I got hauled off to Massachusetts General once in an ambulance, never mind why, at a time in my life when I had what was considered excellent insurance coverage. They still charged me $118 for the ambulance on top of the $150 ER co-pay, and that time there was no diagnostic work, just a morphine IV until my family arrived to get me out of their hair.
It made me wonder: Since the fire department charges to take people to the hospital, what if my house were on fire? Would I have to pay the firefighters’ wages out of my renter’s insurance? But wait. Isn’t this what taxes are for?
I was relieved at first to discover that my condition was “only” pneumonia and a drug reaction. Now I find myself perversely wishing it had been worse, because the reassuring diagnosis only adds humiliation to the insult of the bill.
All the public health people, the first aid people and the primary care doctors are always saying, “If ___ happens, call 911.” Forget that! From now on, I’ll have to know for sure I’m at death’s door before I avail myself of this supposedly taxpayer-funded emergency service. How will I know? Well, I won’t. So I won’t call.

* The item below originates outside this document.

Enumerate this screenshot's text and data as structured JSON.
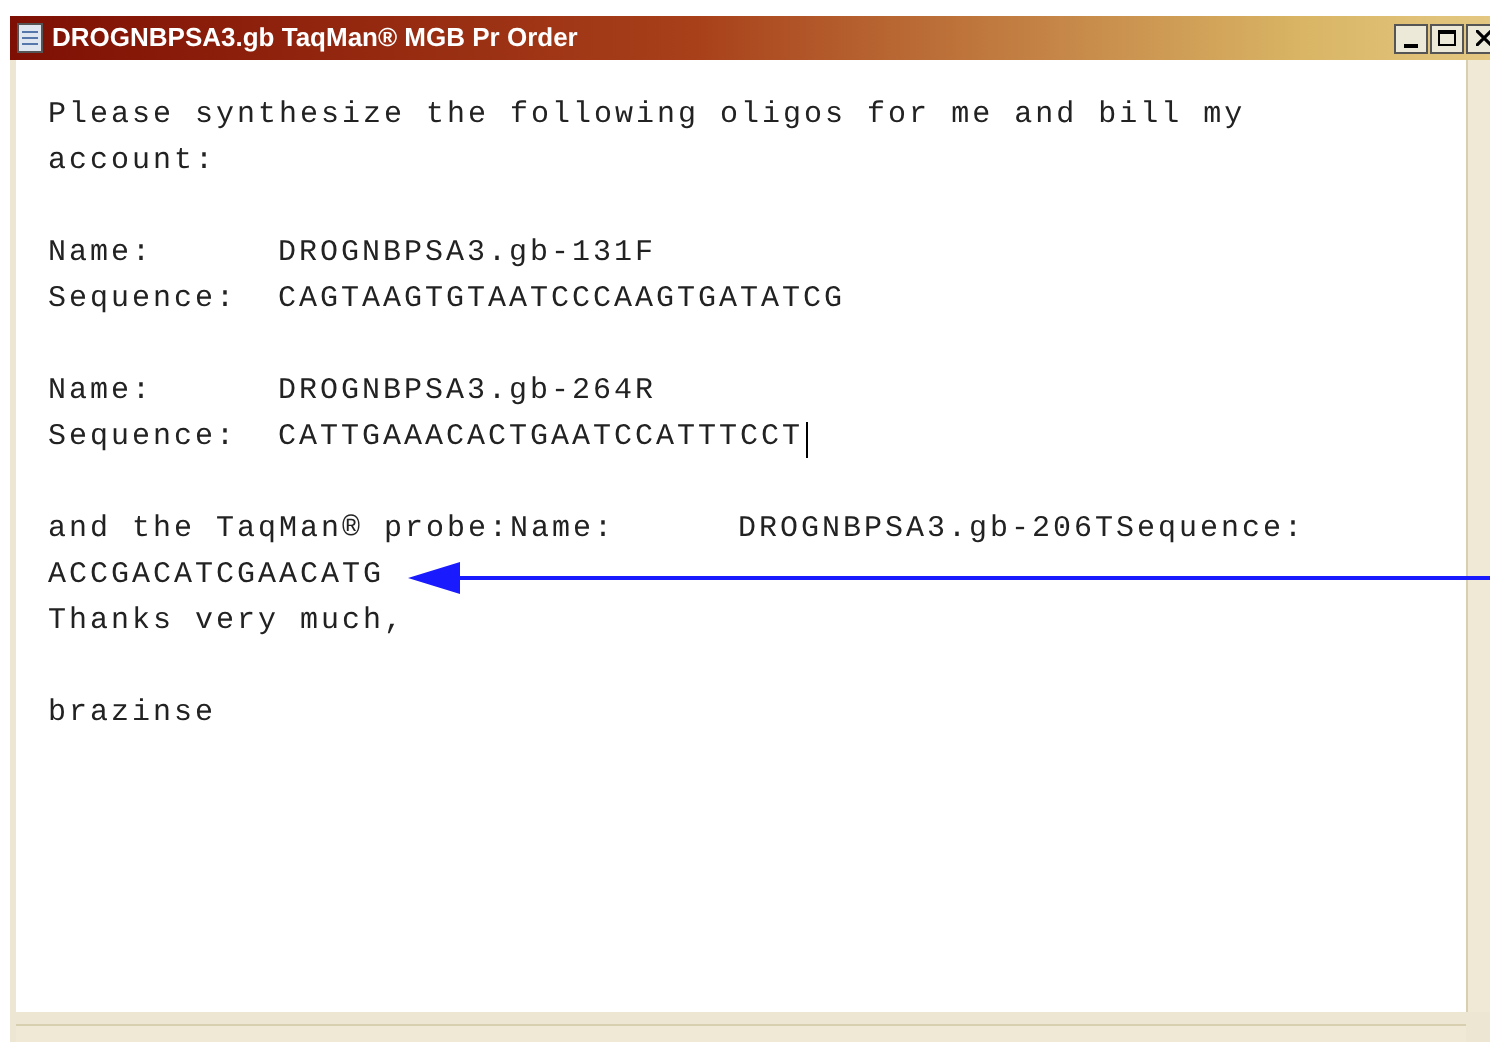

Terrified of the cost
Worse, I find myself weeping out loud (really) at the thought of what happens to the completely uninsured. I don’t mean the mythical insurance deadbeat who chooses to gamble and loses. I’m talking about the many, many people in our country whose employers, if any, don’t give them benefits, who can’t even afford the overpriced basic coverage I’m shelling out nearly $500 a month for, but who aren’t eligible for welfare or Medicaid either. How many other Americans are sitting at home with frightening symptoms, unable to drive themselves to the ER but terrified, as I was, of incurring unpayable fees for what might turn out not to be life-threatening after all? In how many of these cases was it not antibiotic indigestion?
In how many cases did the patient die because they had no idea how they’d ever pay for the help?
According to many of my fellow Americans, I must be a lazy good-for-nothing, since I can’t find a cozy office job with benefits during a recession. Clearly I didn’t deserve to be rescued, since all I do for my meager paycheck is teach and care for other people’s kids. I must not be worth saving.
In our America, people like me deserve to gasp and whimper their way through desperate pain, hope it’s nothing serious, and sometimes die in that hope.
In what way can we call ourselves a civilized nation while we let this happen to our neighbors and then blame the victims? When will anything like sanity start to inform our health-care system?
(Cherie Konyha Greene lives in Concord.)